◆ Exercise materials:
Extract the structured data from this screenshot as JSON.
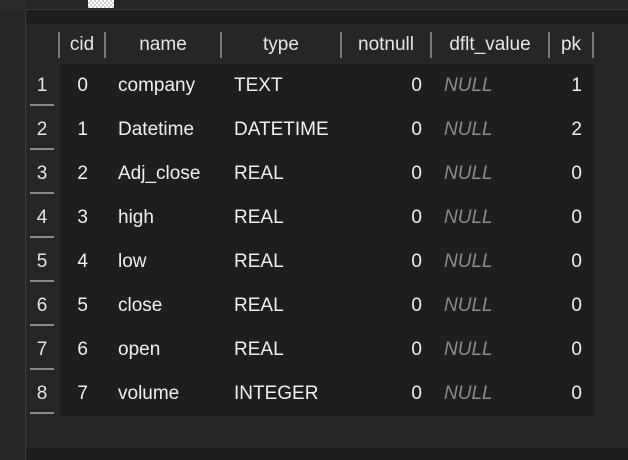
{
  "columns": [
    "cid",
    "name",
    "type",
    "notnull",
    "dflt_value",
    "pk"
  ],
  "rows": [
    {
      "num": "1",
      "cid": "0",
      "name": "company",
      "type": "TEXT",
      "notnull": "0",
      "dflt_value": "NULL",
      "pk": "1"
    },
    {
      "num": "2",
      "cid": "1",
      "name": "Datetime",
      "type": "DATETIME",
      "notnull": "0",
      "dflt_value": "NULL",
      "pk": "2"
    },
    {
      "num": "3",
      "cid": "2",
      "name": "Adj_close",
      "type": "REAL",
      "notnull": "0",
      "dflt_value": "NULL",
      "pk": "0"
    },
    {
      "num": "4",
      "cid": "3",
      "name": "high",
      "type": "REAL",
      "notnull": "0",
      "dflt_value": "NULL",
      "pk": "0"
    },
    {
      "num": "5",
      "cid": "4",
      "name": "low",
      "type": "REAL",
      "notnull": "0",
      "dflt_value": "NULL",
      "pk": "0"
    },
    {
      "num": "6",
      "cid": "5",
      "name": "close",
      "type": "REAL",
      "notnull": "0",
      "dflt_value": "NULL",
      "pk": "0"
    },
    {
      "num": "7",
      "cid": "6",
      "name": "open",
      "type": "REAL",
      "notnull": "0",
      "dflt_value": "NULL",
      "pk": "0"
    },
    {
      "num": "8",
      "cid": "7",
      "name": "volume",
      "type": "INTEGER",
      "notnull": "0",
      "dflt_value": "NULL",
      "pk": "0"
    }
  ],
  "colors": {
    "background": "#1e1e1e",
    "panel": "#262626",
    "text": "#f0f0f0",
    "null_text": "#8c8c8c",
    "separator": "#7a7a7a"
  }
}
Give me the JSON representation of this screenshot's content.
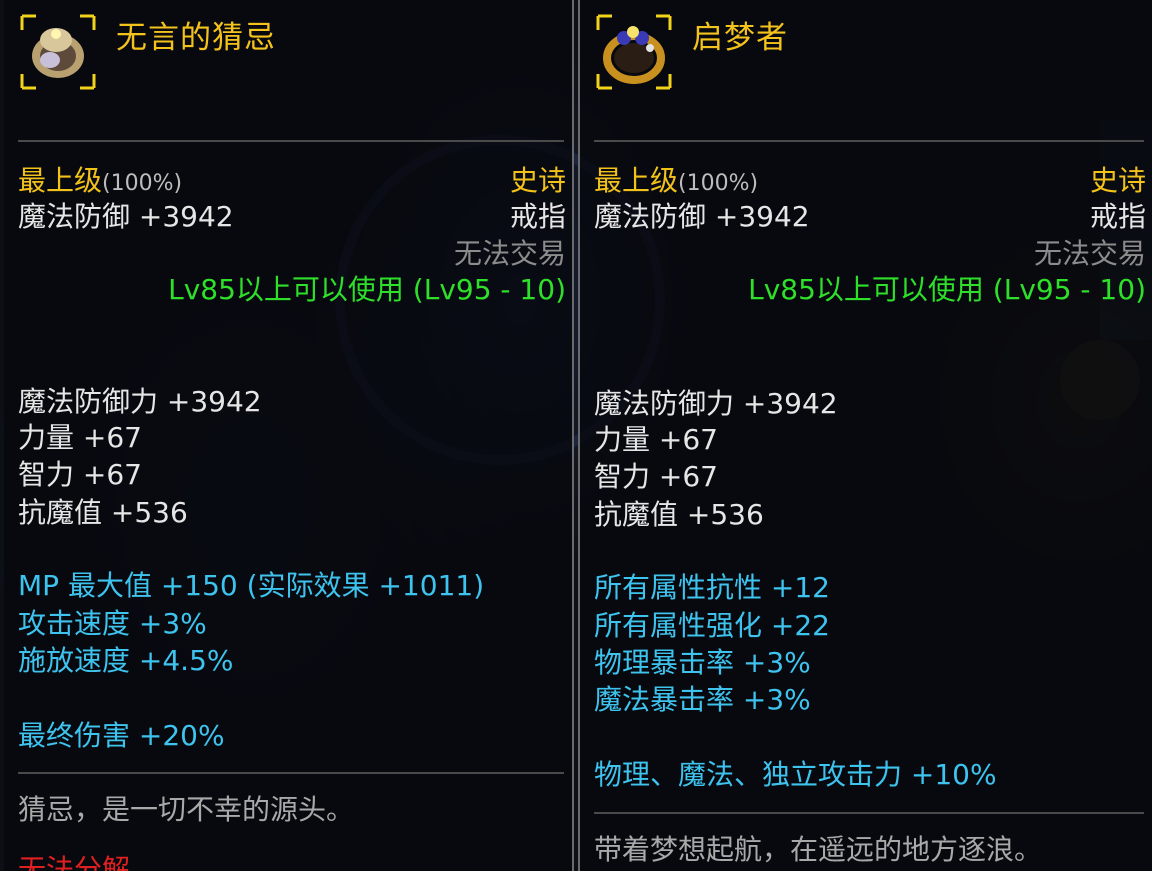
{
  "left_item": {
    "title": "无言的猜忌",
    "grade_label": "最上级",
    "grade_percent": "(100%)",
    "rarity": "史诗",
    "base_stat": "魔法防御 +3942",
    "item_type": "戒指",
    "trade": "无法交易",
    "level_req": "Lv85以上可以使用 (Lv95 - 10)",
    "stats": [
      "魔法防御力 +3942",
      "力量 +67",
      "智力 +67",
      "抗魔值 +536"
    ],
    "bonuses": [
      "MP 最大值 +150 (实际效果 +1011)",
      "攻击速度 +3%",
      "施放速度 +4.5%"
    ],
    "special": "最终伤害 +20%",
    "description": "猜忌，是一切不幸的源头。",
    "cut_off_red": "无法分解"
  },
  "right_item": {
    "title": "启梦者",
    "grade_label": "最上级",
    "grade_percent": "(100%)",
    "rarity": "史诗",
    "base_stat": "魔法防御 +3942",
    "item_type": "戒指",
    "trade": "无法交易",
    "level_req": "Lv85以上可以使用 (Lv95 - 10)",
    "stats": [
      "魔法防御力 +3942",
      "力量 +67",
      "智力 +67",
      "抗魔值 +536"
    ],
    "bonuses": [
      "所有属性抗性 +12",
      "所有属性强化 +22",
      "物理暴击率 +3%",
      "魔法暴击率 +3%"
    ],
    "special": "物理、魔法、独立攻击力 +10%",
    "description": "带着梦想起航，在遥远的地方逐浪。"
  },
  "colors": {
    "title": "#f4c21c",
    "rarity": "#f2c11a",
    "level_req": "#2ee02a",
    "bonus": "#3ec3ee",
    "stat": "#e6e6e6"
  },
  "icons": {
    "left": "ring-icon",
    "right": "ring-icon"
  }
}
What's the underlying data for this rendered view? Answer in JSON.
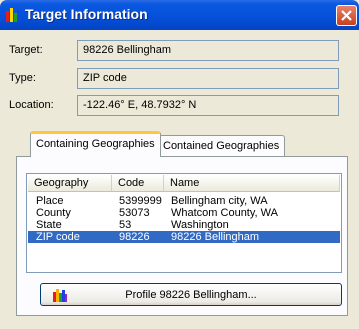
{
  "window": {
    "title": "Target Information",
    "icon": "bar-chart-icon"
  },
  "info": {
    "target_label": "Target:",
    "target_value": "98226  Bellingham",
    "type_label": "Type:",
    "type_value": "ZIP code",
    "location_label": "Location:",
    "location_value": "-122.46° E, 48.7932° N"
  },
  "tabs": [
    {
      "label": "Containing Geographies",
      "active": true
    },
    {
      "label": "Contained Geographies",
      "active": false
    }
  ],
  "list": {
    "columns": [
      "Geography",
      "Code",
      "Name"
    ],
    "rows": [
      {
        "geography": "Place",
        "code": "5399999",
        "name": "Bellingham city, WA",
        "selected": false
      },
      {
        "geography": "County",
        "code": "53073",
        "name": "Whatcom County, WA",
        "selected": false
      },
      {
        "geography": "State",
        "code": "53",
        "name": "Washington",
        "selected": false
      },
      {
        "geography": "ZIP code",
        "code": "98226",
        "name": "98226  Bellingham",
        "selected": true
      }
    ]
  },
  "profile_button": {
    "label": "Profile 98226  Bellingham...",
    "icon": "profile-icon"
  },
  "colors": {
    "titlebar": "#0550d8",
    "selection": "#316ac5",
    "tab_highlight": "#ffc83c"
  }
}
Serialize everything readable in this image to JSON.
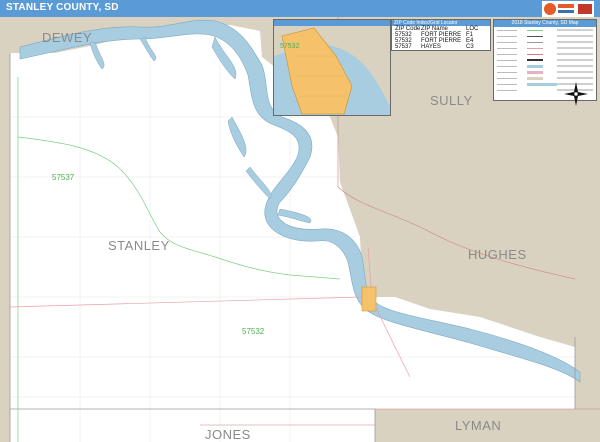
{
  "title": "STANLEY COUNTY, SD",
  "counties": {
    "dewey": "DEWEY",
    "sully": "SULLY",
    "stanley": "STANLEY",
    "hughes": "HUGHES",
    "jones": "JONES",
    "lyman": "LYMAN"
  },
  "zip_labels": {
    "z57537_west": "57537",
    "z57532_south": "57532",
    "z57532_inset": "57532"
  },
  "zip_table": {
    "title": "ZIP Code Index/Grid Locator",
    "headers": [
      "ZIP Code",
      "ZIP Name",
      "LOC"
    ],
    "rows": [
      [
        "57532",
        "FORT PIERRE",
        "F1"
      ],
      [
        "57532",
        "FORT PIERRE",
        "E4"
      ],
      [
        "57537",
        "HAYES",
        "C3"
      ]
    ]
  },
  "legend": {
    "title": "2018 Stanley County, SD Map"
  },
  "colors": {
    "title_bar": "#5b9bd5",
    "land_outside": "#d9d2c1",
    "land_county": "#ffffff",
    "water": "#a8cde0",
    "zip_boundary": "#7fd07f",
    "road": "#e8a0a8",
    "zip_fill": "#f5c26b"
  },
  "icons": {
    "compass": "compass-rose-icon",
    "logo": "publisher-logo-icon"
  }
}
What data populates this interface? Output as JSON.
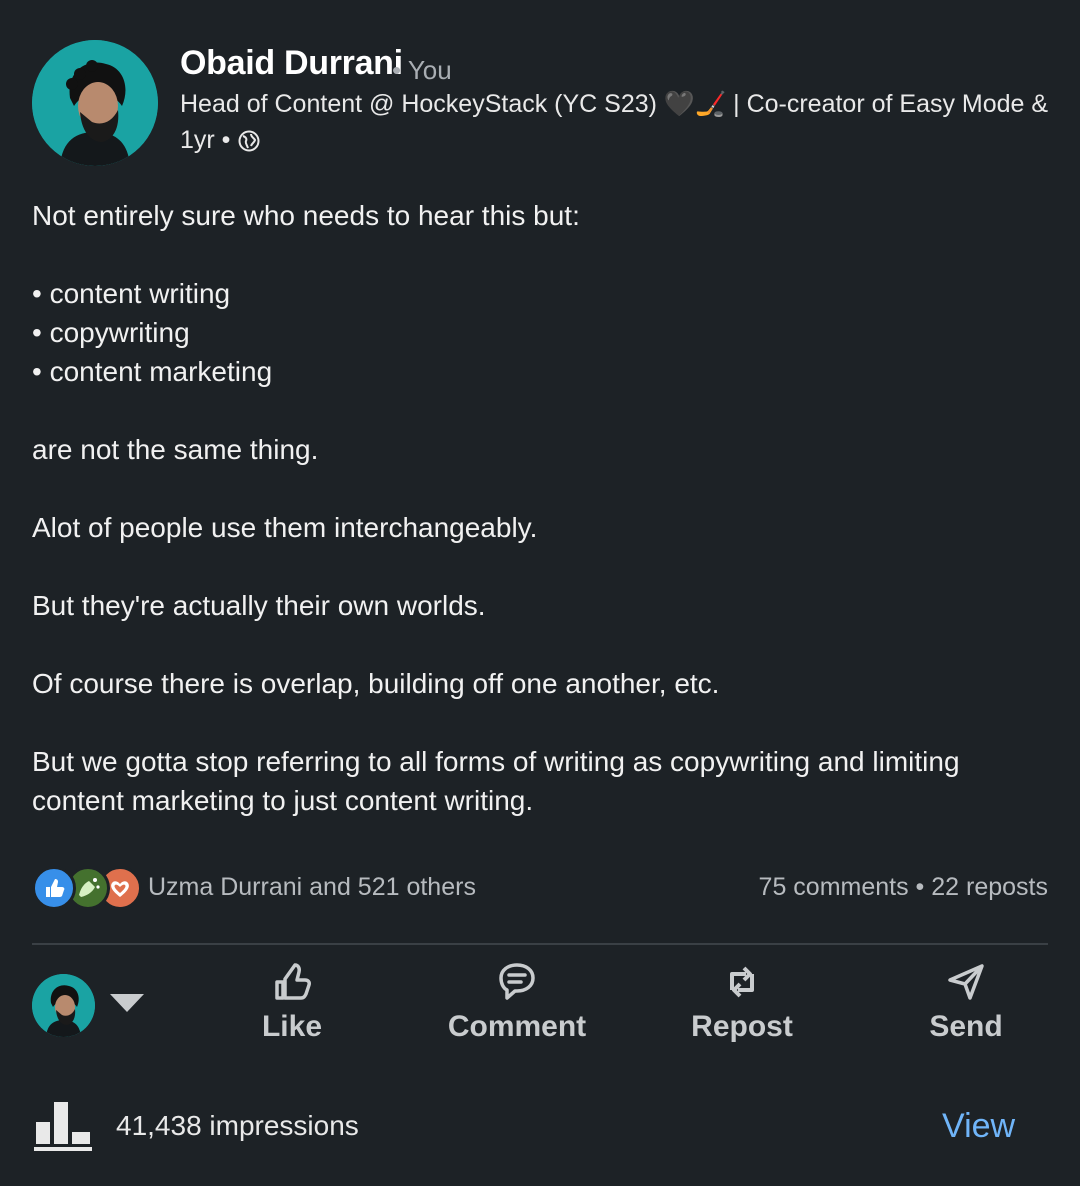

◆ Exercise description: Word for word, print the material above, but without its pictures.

◆ Result for this exercise:
Extract the structured data from this screenshot as JSON.
{
  "columns": [
    "cid",
    "name",
    "type",
    "notnull",
    "dflt_value",
    "pk"
  ],
  "rows": [
    {
      "num": "1",
      "cid": "0",
      "name": "company",
      "type": "TEXT",
      "notnull": "0",
      "dflt_value": "NULL",
      "pk": "1"
    },
    {
      "num": "2",
      "cid": "1",
      "name": "Datetime",
      "type": "DATETIME",
      "notnull": "0",
      "dflt_value": "NULL",
      "pk": "2"
    },
    {
      "num": "3",
      "cid": "2",
      "name": "Adj_close",
      "type": "REAL",
      "notnull": "0",
      "dflt_value": "NULL",
      "pk": "0"
    },
    {
      "num": "4",
      "cid": "3",
      "name": "high",
      "type": "REAL",
      "notnull": "0",
      "dflt_value": "NULL",
      "pk": "0"
    },
    {
      "num": "5",
      "cid": "4",
      "name": "low",
      "type": "REAL",
      "notnull": "0",
      "dflt_value": "NULL",
      "pk": "0"
    },
    {
      "num": "6",
      "cid": "5",
      "name": "close",
      "type": "REAL",
      "notnull": "0",
      "dflt_value": "NULL",
      "pk": "0"
    },
    {
      "num": "7",
      "cid": "6",
      "name": "open",
      "type": "REAL",
      "notnull": "0",
      "dflt_value": "NULL",
      "pk": "0"
    },
    {
      "num": "8",
      "cid": "7",
      "name": "volume",
      "type": "INTEGER",
      "notnull": "0",
      "dflt_value": "NULL",
      "pk": "0"
    }
  ],
  "colors": {
    "background": "#1e1e1e",
    "panel": "#262626",
    "text": "#f0f0f0",
    "null_text": "#8c8c8c",
    "separator": "#7a7a7a"
  }
}
Give me the JSON representation of this screenshot's content.
{
  "left_item": {
    "title": "无言的猜忌",
    "grade_label": "最上级",
    "grade_percent": "(100%)",
    "rarity": "史诗",
    "base_stat": "魔法防御 +3942",
    "item_type": "戒指",
    "trade": "无法交易",
    "level_req": "Lv85以上可以使用 (Lv95 - 10)",
    "stats": [
      "魔法防御力 +3942",
      "力量 +67",
      "智力 +67",
      "抗魔值 +536"
    ],
    "bonuses": [
      "MP 最大值 +150 (实际效果 +1011)",
      "攻击速度 +3%",
      "施放速度 +4.5%"
    ],
    "special": "最终伤害 +20%",
    "description": "猜忌，是一切不幸的源头。",
    "cut_off_red": "无法分解"
  },
  "right_item": {
    "title": "启梦者",
    "grade_label": "最上级",
    "grade_percent": "(100%)",
    "rarity": "史诗",
    "base_stat": "魔法防御 +3942",
    "item_type": "戒指",
    "trade": "无法交易",
    "level_req": "Lv85以上可以使用 (Lv95 - 10)",
    "stats": [
      "魔法防御力 +3942",
      "力量 +67",
      "智力 +67",
      "抗魔值 +536"
    ],
    "bonuses": [
      "所有属性抗性 +12",
      "所有属性强化 +22",
      "物理暴击率 +3%",
      "魔法暴击率 +3%"
    ],
    "special": "物理、魔法、独立攻击力 +10%",
    "description": "带着梦想起航，在遥远的地方逐浪。"
  },
  "colors": {
    "title": "#f4c21c",
    "rarity": "#f2c11a",
    "level_req": "#2ee02a",
    "bonus": "#3ec3ee",
    "stat": "#e6e6e6"
  },
  "icons": {
    "left": "ring-icon",
    "right": "ring-icon"
  }
}
What's the underlying data for this rendered view? Answer in JSON.
{
  "window": {
    "title": "Target Information",
    "icon": "bar-chart-icon"
  },
  "info": {
    "target_label": "Target:",
    "target_value": "98226  Bellingham",
    "type_label": "Type:",
    "type_value": "ZIP code",
    "location_label": "Location:",
    "location_value": "-122.46° E, 48.7932° N"
  },
  "tabs": [
    {
      "label": "Containing Geographies",
      "active": true
    },
    {
      "label": "Contained Geographies",
      "active": false
    }
  ],
  "list": {
    "columns": [
      "Geography",
      "Code",
      "Name"
    ],
    "rows": [
      {
        "geography": "Place",
        "code": "5399999",
        "name": "Bellingham city, WA",
        "selected": false
      },
      {
        "geography": "County",
        "code": "53073",
        "name": "Whatcom County, WA",
        "selected": false
      },
      {
        "geography": "State",
        "code": "53",
        "name": "Washington",
        "selected": false
      },
      {
        "geography": "ZIP code",
        "code": "98226",
        "name": "98226  Bellingham",
        "selected": true
      }
    ]
  },
  "profile_button": {
    "label": "Profile 98226  Bellingham...",
    "icon": "profile-icon"
  },
  "colors": {
    "titlebar": "#0550d8",
    "selection": "#316ac5",
    "tab_highlight": "#ffc83c"
  }
}
Serialize everything readable in this image to JSON.
{
  "title": "STANLEY COUNTY, SD",
  "counties": {
    "dewey": "DEWEY",
    "sully": "SULLY",
    "stanley": "STANLEY",
    "hughes": "HUGHES",
    "jones": "JONES",
    "lyman": "LYMAN"
  },
  "zip_labels": {
    "z57537_west": "57537",
    "z57532_south": "57532",
    "z57532_inset": "57532"
  },
  "zip_table": {
    "title": "ZIP Code Index/Grid Locator",
    "headers": [
      "ZIP Code",
      "ZIP Name",
      "LOC"
    ],
    "rows": [
      [
        "57532",
        "FORT PIERRE",
        "F1"
      ],
      [
        "57532",
        "FORT PIERRE",
        "E4"
      ],
      [
        "57537",
        "HAYES",
        "C3"
      ]
    ]
  },
  "legend": {
    "title": "2018 Stanley County, SD Map"
  },
  "colors": {
    "title_bar": "#5b9bd5",
    "land_outside": "#d9d2c1",
    "land_county": "#ffffff",
    "water": "#a8cde0",
    "zip_boundary": "#7fd07f",
    "road": "#e8a0a8",
    "zip_fill": "#f5c26b"
  },
  "icons": {
    "compass": "compass-rose-icon",
    "logo": "publisher-logo-icon"
  }
}
What data populates this interface? Output as JSON.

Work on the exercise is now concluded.